> What the task asks:
Check each line of the data below for the word "Audio", then extract the ones that have it.

Top of Data extract

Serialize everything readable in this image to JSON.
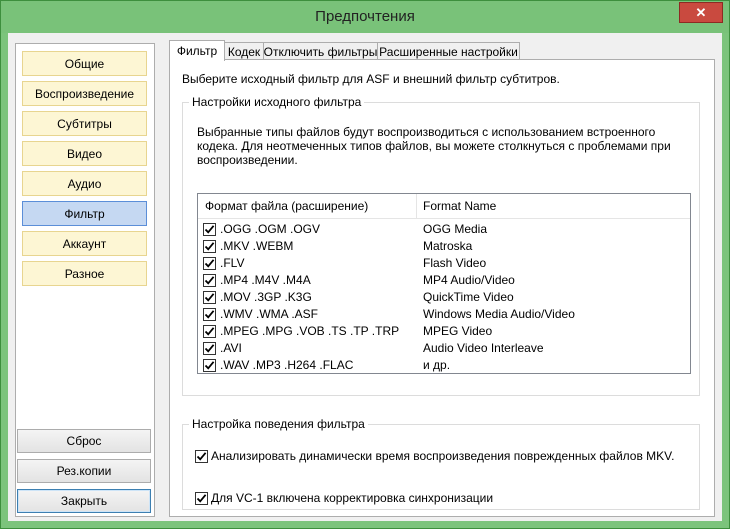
{
  "window": {
    "title": "Предпочтения",
    "close_glyph": "✕"
  },
  "sidebar": {
    "items": [
      {
        "label": "Общие"
      },
      {
        "label": "Воспроизведение"
      },
      {
        "label": "Субтитры"
      },
      {
        "label": "Видео"
      },
      {
        "label": "Аудио"
      },
      {
        "label": "Фильтр"
      },
      {
        "label": "Аккаунт"
      },
      {
        "label": "Разное"
      }
    ],
    "active_item": "Фильтр",
    "reset_label": "Сброс",
    "backup_label": "Рез.копии",
    "close_label": "Закрыть"
  },
  "tabs": [
    {
      "label": "Фильтр",
      "active": true
    },
    {
      "label": "Кодек"
    },
    {
      "label": "Отключить фильтры"
    },
    {
      "label": "Расширенные настройки"
    }
  ],
  "filter": {
    "intro": "Выберите исходный фильтр для ASF и внешний фильтр субтитров.",
    "source_group_title": "Настройки исходного фильтра",
    "description": "Выбранные типы файлов будут воспроизводиться с использованием встроенного кодека. Для неотмеченных типов файлов, вы можете столкнуться с проблемами при воспроизведении.",
    "columns": {
      "format": "Формат файла (расширение)",
      "name": "Format Name"
    },
    "rows": [
      {
        "format": ".OGG .OGM .OGV",
        "name": "OGG Media",
        "checked": true
      },
      {
        "format": ".MKV .WEBM",
        "name": "Matroska",
        "checked": true
      },
      {
        "format": ".FLV",
        "name": "Flash Video",
        "checked": true
      },
      {
        "format": ".MP4 .M4V .M4A",
        "name": "MP4 Audio/Video",
        "checked": true
      },
      {
        "format": ".MOV .3GP .K3G",
        "name": "QuickTime Video",
        "checked": true
      },
      {
        "format": ".WMV .WMA .ASF",
        "name": "Windows Media Audio/Video",
        "checked": true
      },
      {
        "format": ".MPEG .MPG .VOB .TS .TP .TRP",
        "name": "MPEG Video",
        "checked": true
      },
      {
        "format": ".AVI",
        "name": "Audio Video Interleave",
        "checked": true
      },
      {
        "format": ".WAV .MP3 .H264 .FLAC",
        "name": "и др.",
        "checked": true
      }
    ],
    "behavior_group_title": "Настройка поведения фильтра",
    "options": [
      {
        "label": "Анализировать динамически время воспроизведения поврежденных файлов MKV.",
        "checked": true
      },
      {
        "label": "Для VC-1 включена корректировка синхронизации",
        "checked": true
      }
    ]
  }
}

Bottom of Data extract

> Output below:
        "name": "MP4 Audio/Video",
        "name": "Windows Media Audio/Video",
        "name": "Audio Video Interleave",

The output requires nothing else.